There should be a lot of fanfare and celebration when you become champion jockey, but circumstances dictated that things would be different for statistically the best rider in British jumps horse racing of recent times.

Following 141 winners last season and already over 90 for the current campaign, Brian Hughes has reached the top of his profession at the age of 35. Being champion jockey is the culmination of a journey that began with his upbringing in Co Armagh.

Hughes idolised fellow Northern Irish rider Tony McCoy growing up and would emulate him as champion jockey. Just 19 more titles needed to match one of the greatest horsemen ever to get a leg-up into the saddle.

Initially, Hughes looked at riding on the flat for Kevin Prendergast but problems with his weight meant switching codes to National Hunt horse racing was the only route open to him. Following a spell with James Lambe, he left Ireland for the north of England in 2005.

Unlike the National Hunt trainers’ championship, which is calculated by cumulative prize money won, being champion jockey is worked out by a simpler metric. Regardless of how valuable a race is, it is the rider with the highest number of victories in the season which counts.

Perhaps Hughes, who was British champion conditional jockey in 2007-'08, realised this early on. If he could have the pick of the best northern stables’ horses, even though it may not pay as well, then he might win the title someday.

That has led to long-time associations with Nicky Richards, Donald McCain and the Jefferson family among other trainers. Between them, they have supplied Hughes with a steady stream of winners yet he has just one Grade 1 success to his name.

It was a poignant victory on the aptly named Waiting Patiently in the Ascot Chase of 2018. The win was dedicated to late Malton trainer Malcom Jefferson, whose daughter Ruth took over the licence.

Hughes has 20 graded race career victories to date. This is not the expansive CV of boyhood hero McCoy, but farming races at Aintree and Ayr, Carlisle and Catterick, Haydock and Hexham, Market Rasen and Musselburgh, Sedgefield and Southwell – tracks which by and large don’t have top-class action with notable exceptions.

On his day, Hughes has socked it to the southern-based riders and their horses. For recent evidence of that, look no further than Lake View Lad winning Grade 2 Many Clouds Chase at Aintree, another fitting victory for owner Trevor Hemmings in a race which honours one of his finest horses.

Low winter sun forcing fences to be omitted had a hand in Hughes being able to upset better-rated rivals that included a past Cheltenham Gold Cup winner in Native River and subsequent King George VI Chase hero Frodon. Nobody really remembers that, only Lake View Lad outrunning his odds.

Hughes, who has since become a a brand ambassador for MansionBet, was typically magnanimous in victory that day. His thoughts were with Lucy Alexander, daughter and stable jockey to Lake View Lad’s trainer Nick, and regular rider Henry Brooke who were both out injured.

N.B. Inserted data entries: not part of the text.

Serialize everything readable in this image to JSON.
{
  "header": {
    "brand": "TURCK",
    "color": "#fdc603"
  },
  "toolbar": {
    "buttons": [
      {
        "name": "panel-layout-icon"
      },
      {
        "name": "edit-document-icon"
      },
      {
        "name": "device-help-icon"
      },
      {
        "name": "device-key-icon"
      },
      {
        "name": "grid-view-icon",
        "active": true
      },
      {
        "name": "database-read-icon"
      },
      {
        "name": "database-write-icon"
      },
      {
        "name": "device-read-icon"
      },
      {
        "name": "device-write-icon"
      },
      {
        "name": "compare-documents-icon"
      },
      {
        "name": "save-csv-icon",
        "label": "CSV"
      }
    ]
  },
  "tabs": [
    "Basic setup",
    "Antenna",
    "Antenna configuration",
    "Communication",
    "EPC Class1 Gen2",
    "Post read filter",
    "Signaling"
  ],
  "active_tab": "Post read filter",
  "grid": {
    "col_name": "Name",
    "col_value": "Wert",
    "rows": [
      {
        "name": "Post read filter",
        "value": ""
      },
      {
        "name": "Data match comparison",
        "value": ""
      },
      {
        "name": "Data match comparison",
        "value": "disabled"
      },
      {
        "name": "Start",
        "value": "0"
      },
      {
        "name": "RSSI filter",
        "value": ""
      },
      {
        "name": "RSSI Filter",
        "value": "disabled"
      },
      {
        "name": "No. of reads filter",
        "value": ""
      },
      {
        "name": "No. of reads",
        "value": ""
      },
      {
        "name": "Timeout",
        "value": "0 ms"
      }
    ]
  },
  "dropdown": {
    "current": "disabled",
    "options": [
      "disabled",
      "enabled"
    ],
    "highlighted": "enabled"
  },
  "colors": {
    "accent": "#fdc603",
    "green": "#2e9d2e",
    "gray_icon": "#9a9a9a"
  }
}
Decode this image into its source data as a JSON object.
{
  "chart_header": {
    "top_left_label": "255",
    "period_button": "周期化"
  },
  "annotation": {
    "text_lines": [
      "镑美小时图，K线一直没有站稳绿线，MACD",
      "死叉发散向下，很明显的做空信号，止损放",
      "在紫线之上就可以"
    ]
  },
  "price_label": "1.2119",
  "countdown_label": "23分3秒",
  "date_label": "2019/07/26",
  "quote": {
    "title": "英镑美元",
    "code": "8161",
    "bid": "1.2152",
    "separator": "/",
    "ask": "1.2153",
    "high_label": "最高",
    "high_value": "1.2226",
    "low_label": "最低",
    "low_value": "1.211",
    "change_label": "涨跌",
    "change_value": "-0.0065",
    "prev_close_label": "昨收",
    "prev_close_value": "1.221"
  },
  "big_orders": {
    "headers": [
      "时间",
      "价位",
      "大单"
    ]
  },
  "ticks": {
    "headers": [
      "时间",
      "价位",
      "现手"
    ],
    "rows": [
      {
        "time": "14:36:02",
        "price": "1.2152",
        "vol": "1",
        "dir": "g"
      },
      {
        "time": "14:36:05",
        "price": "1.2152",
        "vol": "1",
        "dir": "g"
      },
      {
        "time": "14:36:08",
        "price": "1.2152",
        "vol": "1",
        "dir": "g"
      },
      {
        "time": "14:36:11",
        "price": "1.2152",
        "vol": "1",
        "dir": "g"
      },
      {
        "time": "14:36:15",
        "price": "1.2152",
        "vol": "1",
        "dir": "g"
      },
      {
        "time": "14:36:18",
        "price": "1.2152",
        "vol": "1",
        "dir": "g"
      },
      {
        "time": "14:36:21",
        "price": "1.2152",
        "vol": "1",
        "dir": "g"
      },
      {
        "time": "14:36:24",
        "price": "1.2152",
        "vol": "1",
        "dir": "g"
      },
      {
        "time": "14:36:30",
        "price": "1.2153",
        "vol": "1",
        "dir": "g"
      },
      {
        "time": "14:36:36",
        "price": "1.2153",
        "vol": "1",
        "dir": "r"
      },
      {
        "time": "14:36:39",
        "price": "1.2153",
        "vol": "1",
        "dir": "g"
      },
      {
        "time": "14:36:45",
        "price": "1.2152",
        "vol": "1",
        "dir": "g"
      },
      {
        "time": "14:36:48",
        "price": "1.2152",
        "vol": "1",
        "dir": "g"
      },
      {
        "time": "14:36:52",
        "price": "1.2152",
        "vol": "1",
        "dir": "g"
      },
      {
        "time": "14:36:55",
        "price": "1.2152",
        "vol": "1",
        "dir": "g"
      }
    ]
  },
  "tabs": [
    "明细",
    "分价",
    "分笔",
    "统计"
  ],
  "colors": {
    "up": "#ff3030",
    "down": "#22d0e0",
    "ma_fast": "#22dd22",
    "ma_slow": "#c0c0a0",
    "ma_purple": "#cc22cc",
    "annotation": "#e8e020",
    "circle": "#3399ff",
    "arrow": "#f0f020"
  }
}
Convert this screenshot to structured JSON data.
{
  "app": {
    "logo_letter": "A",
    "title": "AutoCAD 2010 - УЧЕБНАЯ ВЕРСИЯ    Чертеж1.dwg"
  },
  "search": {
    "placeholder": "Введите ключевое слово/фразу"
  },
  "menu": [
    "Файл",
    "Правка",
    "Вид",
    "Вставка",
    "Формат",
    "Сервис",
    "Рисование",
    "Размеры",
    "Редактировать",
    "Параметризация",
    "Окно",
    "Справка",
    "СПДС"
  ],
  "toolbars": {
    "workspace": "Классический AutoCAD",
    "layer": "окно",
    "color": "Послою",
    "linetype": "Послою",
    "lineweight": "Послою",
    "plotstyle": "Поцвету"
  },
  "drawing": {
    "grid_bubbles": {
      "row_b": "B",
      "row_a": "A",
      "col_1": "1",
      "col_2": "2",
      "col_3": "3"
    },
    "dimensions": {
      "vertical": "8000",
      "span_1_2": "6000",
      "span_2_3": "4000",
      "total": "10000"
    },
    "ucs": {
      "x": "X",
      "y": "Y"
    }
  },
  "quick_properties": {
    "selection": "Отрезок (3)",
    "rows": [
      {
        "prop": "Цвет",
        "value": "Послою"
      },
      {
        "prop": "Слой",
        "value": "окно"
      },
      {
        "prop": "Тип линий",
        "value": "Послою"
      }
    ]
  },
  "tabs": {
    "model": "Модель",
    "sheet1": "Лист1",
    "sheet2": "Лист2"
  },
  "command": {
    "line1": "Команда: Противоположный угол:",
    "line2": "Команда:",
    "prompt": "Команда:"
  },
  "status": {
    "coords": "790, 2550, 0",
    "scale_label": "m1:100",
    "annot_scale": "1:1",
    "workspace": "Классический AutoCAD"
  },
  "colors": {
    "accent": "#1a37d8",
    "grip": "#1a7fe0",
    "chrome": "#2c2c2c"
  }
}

While Hughes might have missed out on the end of jumps season guard of honour at Sandown Park that has heralded past champions like Richard Johnson and McCoy, he’s in the driving seat to be top rider again this season. The recognition he deserves may be forthcoming after all.